Each line of the records is to be copied verbatim.
*** Opening RECORDS FOR THIS TASK ***
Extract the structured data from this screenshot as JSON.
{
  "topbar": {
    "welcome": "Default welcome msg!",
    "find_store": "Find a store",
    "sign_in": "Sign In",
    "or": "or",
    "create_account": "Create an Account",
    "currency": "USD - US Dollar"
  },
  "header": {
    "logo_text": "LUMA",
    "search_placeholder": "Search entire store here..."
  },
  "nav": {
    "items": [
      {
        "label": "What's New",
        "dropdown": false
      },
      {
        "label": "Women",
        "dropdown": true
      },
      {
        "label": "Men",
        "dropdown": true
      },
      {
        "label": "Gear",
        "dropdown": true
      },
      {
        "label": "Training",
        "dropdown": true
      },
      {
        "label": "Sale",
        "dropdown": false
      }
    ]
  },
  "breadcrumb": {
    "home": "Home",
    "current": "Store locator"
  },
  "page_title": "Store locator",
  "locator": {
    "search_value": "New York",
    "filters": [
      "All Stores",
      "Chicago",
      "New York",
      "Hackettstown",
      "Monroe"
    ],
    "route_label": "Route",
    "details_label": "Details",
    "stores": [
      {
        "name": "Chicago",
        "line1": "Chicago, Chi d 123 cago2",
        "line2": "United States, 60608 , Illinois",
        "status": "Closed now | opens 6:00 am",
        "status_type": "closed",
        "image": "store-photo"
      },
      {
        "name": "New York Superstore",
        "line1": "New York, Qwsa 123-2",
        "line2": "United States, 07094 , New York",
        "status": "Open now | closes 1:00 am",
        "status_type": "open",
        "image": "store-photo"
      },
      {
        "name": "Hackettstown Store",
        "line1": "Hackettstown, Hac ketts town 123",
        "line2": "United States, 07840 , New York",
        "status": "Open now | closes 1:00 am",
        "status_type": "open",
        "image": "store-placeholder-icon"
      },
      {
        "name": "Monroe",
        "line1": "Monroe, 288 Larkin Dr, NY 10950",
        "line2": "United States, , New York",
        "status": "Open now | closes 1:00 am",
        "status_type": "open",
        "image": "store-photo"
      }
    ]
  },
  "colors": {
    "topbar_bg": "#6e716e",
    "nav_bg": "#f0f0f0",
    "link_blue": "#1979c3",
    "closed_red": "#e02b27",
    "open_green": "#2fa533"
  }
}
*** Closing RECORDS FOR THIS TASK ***
● ANSWER
Extract the structured data from this screenshot as JSON.
{
  "topbar": {
    "welcome": "Default welcome msg!",
    "find_store": "Find a store",
    "sign_in": "Sign In",
    "or": "or",
    "create_account": "Create an Account",
    "currency": "USD - US Dollar"
  },
  "header": {
    "logo_text": "LUMA",
    "search_placeholder": "Search entire store here..."
  },
  "nav": {
    "items": [
      {
        "label": "What's New",
        "dropdown": false
      },
      {
        "label": "Women",
        "dropdown": true
      },
      {
        "label": "Men",
        "dropdown": true
      },
      {
        "label": "Gear",
        "dropdown": true
      },
      {
        "label": "Training",
        "dropdown": true
      },
      {
        "label": "Sale",
        "dropdown": false
      }
    ]
  },
  "breadcrumb": {
    "home": "Home",
    "current": "Store locator"
  },
  "page_title": "Store locator",
  "locator": {
    "search_value": "New York",
    "filters": [
      "All Stores",
      "Chicago",
      "New York",
      "Hackettstown",
      "Monroe"
    ],
    "route_label": "Route",
    "details_label": "Details",
    "stores": [
      {
        "name": "Chicago",
        "line1": "Chicago, Chi d 123 cago2",
        "line2": "United States, 60608 , Illinois",
        "status": "Closed now | opens 6:00 am",
        "status_type": "closed",
        "image": "store-photo"
      },
      {
        "name": "New York Superstore",
        "line1": "New York, Qwsa 123-2",
        "line2": "United States, 07094 , New York",
        "status": "Open now | closes 1:00 am",
        "status_type": "open",
        "image": "store-photo"
      },
      {
        "name": "Hackettstown Store",
        "line1": "Hackettstown, Hac ketts town 123",
        "line2": "United States, 07840 , New York",
        "status": "Open now | closes 1:00 am",
        "status_type": "open",
        "image": "store-placeholder-icon"
      },
      {
        "name": "Monroe",
        "line1": "Monroe, 288 Larkin Dr, NY 10950",
        "line2": "United States, , New York",
        "status": "Open now | closes 1:00 am",
        "status_type": "open",
        "image": "store-photo"
      }
    ]
  },
  "colors": {
    "topbar_bg": "#6e716e",
    "nav_bg": "#f0f0f0",
    "link_blue": "#1979c3",
    "closed_red": "#e02b27",
    "open_green": "#2fa533"
  }
}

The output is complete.